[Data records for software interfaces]
════════
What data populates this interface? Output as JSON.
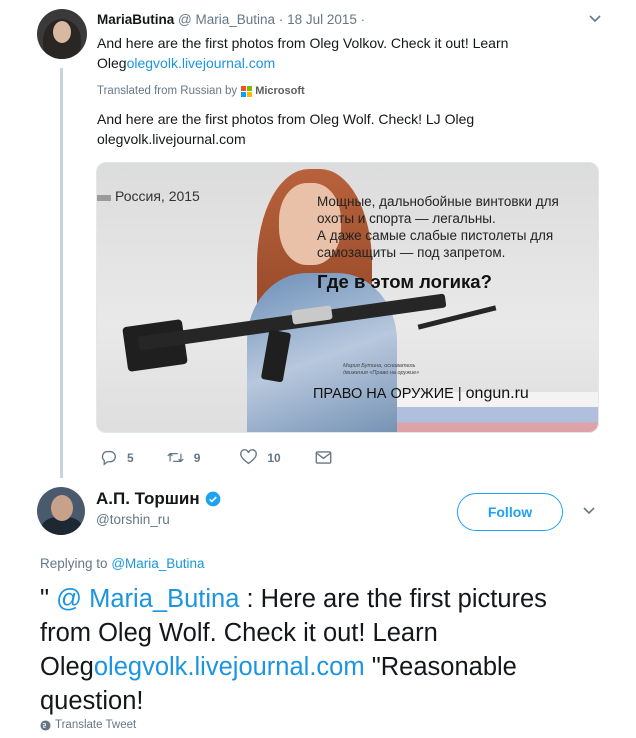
{
  "tweet1": {
    "author_name": "MariaButina",
    "handle": "@ Maria_Butina",
    "dot": "·",
    "date": "18 Jul 2015",
    "dot2": "·",
    "text_prefix": "And here are the first photos from Oleg Volkov. Check it out! Learn Oleg",
    "text_link": "olegvolk.livejournal.com",
    "translated_label": "Translated from Russian by",
    "translator": "Microsoft",
    "translator_colors": [
      "#f25022",
      "#7fba00",
      "#00a4ef",
      "#ffb900"
    ],
    "translation": "And here are the first photos from Oleg Wolf. Check! LJ Oleg olegvolk.livejournal.com",
    "poster": {
      "year": "Россия, 2015",
      "line1": "Мощные, дальнобойные винтовки для охоты и спорта — легальны.",
      "line2": "А даже самые слабые пистолеты для самозащиты — под запретом.",
      "question": "Где в этом логика?",
      "caption": "Мария Бутина, основатель движения «Право на оружие»",
      "footer_left": "ПРАВО НА ОРУЖИЕ",
      "footer_sep": "|",
      "footer_right": "ongun.ru"
    },
    "actions": {
      "reply_count": "5",
      "retweet_count": "9",
      "like_count": "10"
    }
  },
  "tweet2": {
    "author_name": "А.П. Торшин",
    "handle": "@torshin_ru",
    "follow_label": "Follow",
    "replying_label": "Replying to",
    "replying_handle": "@Maria_Butina",
    "text_quote_open": "\"",
    "text_mention": "@ Maria_Butina",
    "text_part1": ": Here are the first pictures from Oleg Wolf. Check it out! Learn Oleg",
    "text_link": "olegvolk.livejournal.com",
    "text_part2": "\"Reasonable question!",
    "translate_label": "Translate Tweet"
  },
  "colors": {
    "link": "#1b95e0",
    "accent": "#1da1f2",
    "muted": "#657786",
    "thread_line": "#c5d5e0"
  }
}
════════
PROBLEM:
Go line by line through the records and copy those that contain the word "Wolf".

ANSWER SECTION:
    "translation": "And here are the first photos from Oleg Wolf. Check! LJ Oleg olegvolk.livejournal.com",
    "text_part1": ": Here are the first pictures from Oleg Wolf. Check it out! Learn Oleg",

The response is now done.